The FIRST Bright Quasar Survey (FBQS) was built by matching the VLA FIRST survey with the Cambridge Automated Plate Measuring Machine (APM) catalog of POSS-I objects (Irwin et al. 1994); it covers an area of 2682 deg2 in the north Galactic cap; it contains 1238 objects brighter than 17.8 mag on the POSS-I E plates (White et al. 2000). About 1180 square degrees are within the FBS area; they contain 38 FIRST radio sources identified with an AGN brighter than B = 17.0 at |b| > 30; nine are bright QSOs ( 16.0), three (CSO 900, FIRSTJ1306+3915 and RXSJ17102+3344) being new. Although the numbers are small, this suggests that the ``complete" sample we built in Paper I is only 6715% complete.
According to White et al. (2000), QSOs with radio emission above the FIRST 1
mJy limit constitute about 25% of all QSOs brighter than 17.6, but
for QSOs brighter than B = 16.4, the FBQS QSO density is indistinguishable from
the density of optically selected QSOs. Nevertheless, of the 15 bright QSOs
known prior to the FIRST survey in the area common to the FIRST and FBS surveys,
only six (40%) have been detected as FIRST radio sources; therefore the
complete identification of the FIRST sources with bright starlike objects could
not yield a complete survey of bright QSOs.
A number of recent papers are devoted to the optical identification of RASS
sources (Beuermann et al. 1999; Cao et al. 1999; Grazian et al. 2000; Schwope et
al. 2000; Wei et al. 1999; Xu et al. 1999). One of the new identifications is
RXSJ12043+4330, a QSO at z = 0.663 (Xu et al. 1999); it is also
FBS1201+437 (FBS#302) or PG1201+436, which had been classified as a
DC white dwarf by Green et al. (1986). Its APS O magnitude is 16.23; it is
therefore not bright enough to be included in our ``complete" sample.

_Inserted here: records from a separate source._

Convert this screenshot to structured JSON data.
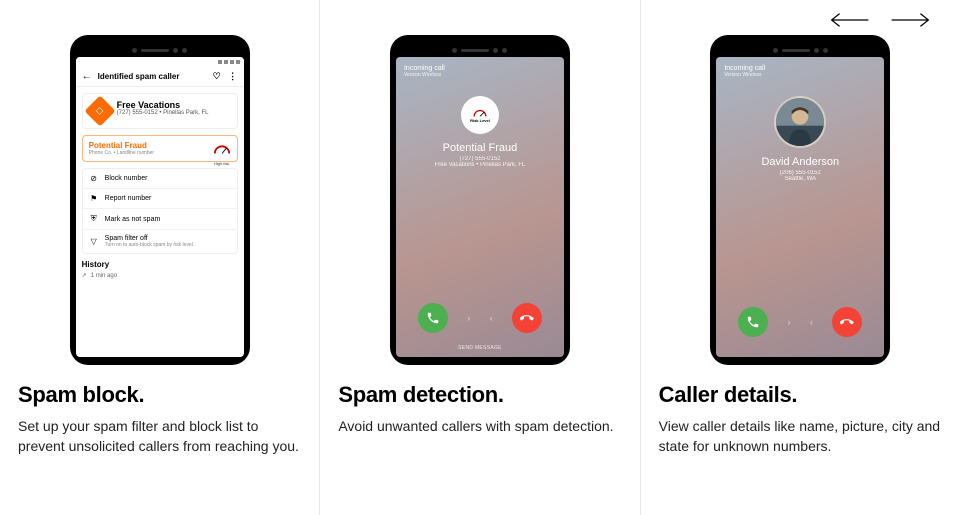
{
  "carousel": {
    "prev_icon": "arrow-left",
    "next_icon": "arrow-right"
  },
  "panels": [
    {
      "title": "Spam block.",
      "desc": "Set up your spam filter and block list to prevent unsolicited callers from reaching you.",
      "phone": {
        "header": {
          "title": "Identified spam caller"
        },
        "caller": {
          "name": "Free Vacations",
          "sub": "(727) 555-0152 • Pinellas Park, FL"
        },
        "fraud": {
          "label": "Potential Fraud",
          "sub": "Phone Co. • Landline number",
          "gauge_label": "High risk"
        },
        "actions": [
          {
            "icon": "⊘",
            "label": "Block number"
          },
          {
            "icon": "⚑",
            "label": "Report number"
          },
          {
            "icon": "⛨",
            "label": "Mark as not spam"
          },
          {
            "icon": "▽",
            "label": "Spam filter off",
            "sub": "Turn on to auto-block spam by risk level."
          }
        ],
        "history": {
          "title": "History",
          "item": "1 min ago"
        }
      }
    },
    {
      "title": "Spam detection.",
      "desc": "Avoid unwanted callers with spam detection.",
      "phone": {
        "incoming_label": "Incoming call",
        "carrier": "Verizon Wireless",
        "risk_label": "Risk Level",
        "name": "Potential Fraud",
        "phone": "(727) 555-0152",
        "loc": "Free Vacations • Pinellas Park, FL",
        "send_message": "SEND MESSAGE"
      }
    },
    {
      "title": "Caller details.",
      "desc": "View caller details like name, picture, city and state for unknown numbers.",
      "phone": {
        "incoming_label": "Incoming call",
        "carrier": "Verizon Wireless",
        "name": "David Anderson",
        "phone": "(206) 555-0152",
        "loc": "Seattle, WA"
      }
    }
  ]
}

Nineteen RASS sources are now identified with a bright QSO in the area discussed in this paper (including the three new FIRST QSOs); of the 17 FBS or BQS bright QSOs in our sample (Table ), 12 (70%) are ROSAT All Sky Survey (RASS) X-ray sources, suggesting that the total number of bright QSOs is equal to 19/0.70 = 27 (if all optically bright, X-ray sources have been discovered).